WHAT YOU WILL DO: Could you give the listing again exactly, without its pictures?

DATASET RECORDS:

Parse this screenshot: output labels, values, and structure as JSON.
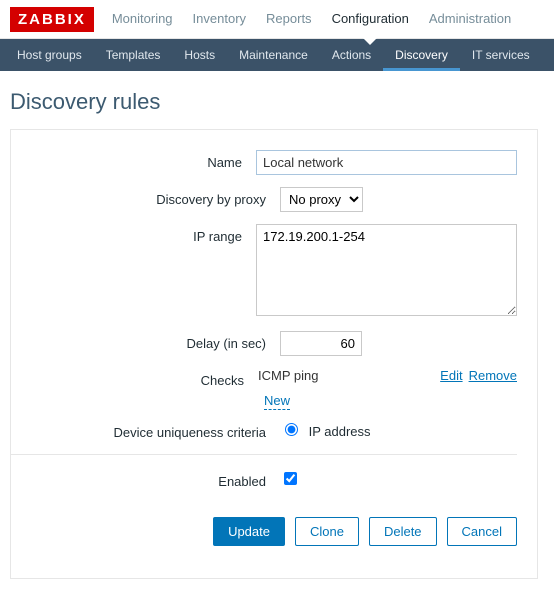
{
  "logo": "ZABBIX",
  "topnav": {
    "items": [
      "Monitoring",
      "Inventory",
      "Reports",
      "Configuration",
      "Administration"
    ],
    "active": 3
  },
  "subnav": {
    "items": [
      "Host groups",
      "Templates",
      "Hosts",
      "Maintenance",
      "Actions",
      "Discovery",
      "IT services"
    ],
    "active": 5
  },
  "page": {
    "title": "Discovery rules"
  },
  "form": {
    "labels": {
      "name": "Name",
      "proxy": "Discovery by proxy",
      "iprange": "IP range",
      "delay": "Delay (in sec)",
      "checks": "Checks",
      "unique": "Device uniqueness criteria",
      "enabled": "Enabled"
    },
    "values": {
      "name": "Local network",
      "proxy_selected": "No proxy",
      "iprange": "172.19.200.1-254",
      "delay": "60",
      "unique_option": "IP address",
      "enabled": true
    },
    "checks": {
      "items": [
        {
          "name": "ICMP ping",
          "edit": "Edit",
          "remove": "Remove"
        }
      ],
      "new": "New"
    },
    "buttons": {
      "update": "Update",
      "clone": "Clone",
      "delete": "Delete",
      "cancel": "Cancel"
    }
  }
}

WRITTEN SOLUTION:
Parse this screenshot: output labels, values, and structure as JSON.
{
  "logo": "ZABBIX",
  "topnav": {
    "items": [
      "Monitoring",
      "Inventory",
      "Reports",
      "Configuration",
      "Administration"
    ],
    "active": 3
  },
  "subnav": {
    "items": [
      "Host groups",
      "Templates",
      "Hosts",
      "Maintenance",
      "Actions",
      "Discovery",
      "IT services"
    ],
    "active": 5
  },
  "page": {
    "title": "Discovery rules"
  },
  "form": {
    "labels": {
      "name": "Name",
      "proxy": "Discovery by proxy",
      "iprange": "IP range",
      "delay": "Delay (in sec)",
      "checks": "Checks",
      "unique": "Device uniqueness criteria",
      "enabled": "Enabled"
    },
    "values": {
      "name": "Local network",
      "proxy_selected": "No proxy",
      "iprange": "172.19.200.1-254",
      "delay": "60",
      "unique_option": "IP address",
      "enabled": true
    },
    "checks": {
      "items": [
        {
          "name": "ICMP ping",
          "edit": "Edit",
          "remove": "Remove"
        }
      ],
      "new": "New"
    },
    "buttons": {
      "update": "Update",
      "clone": "Clone",
      "delete": "Delete",
      "cancel": "Cancel"
    }
  }
}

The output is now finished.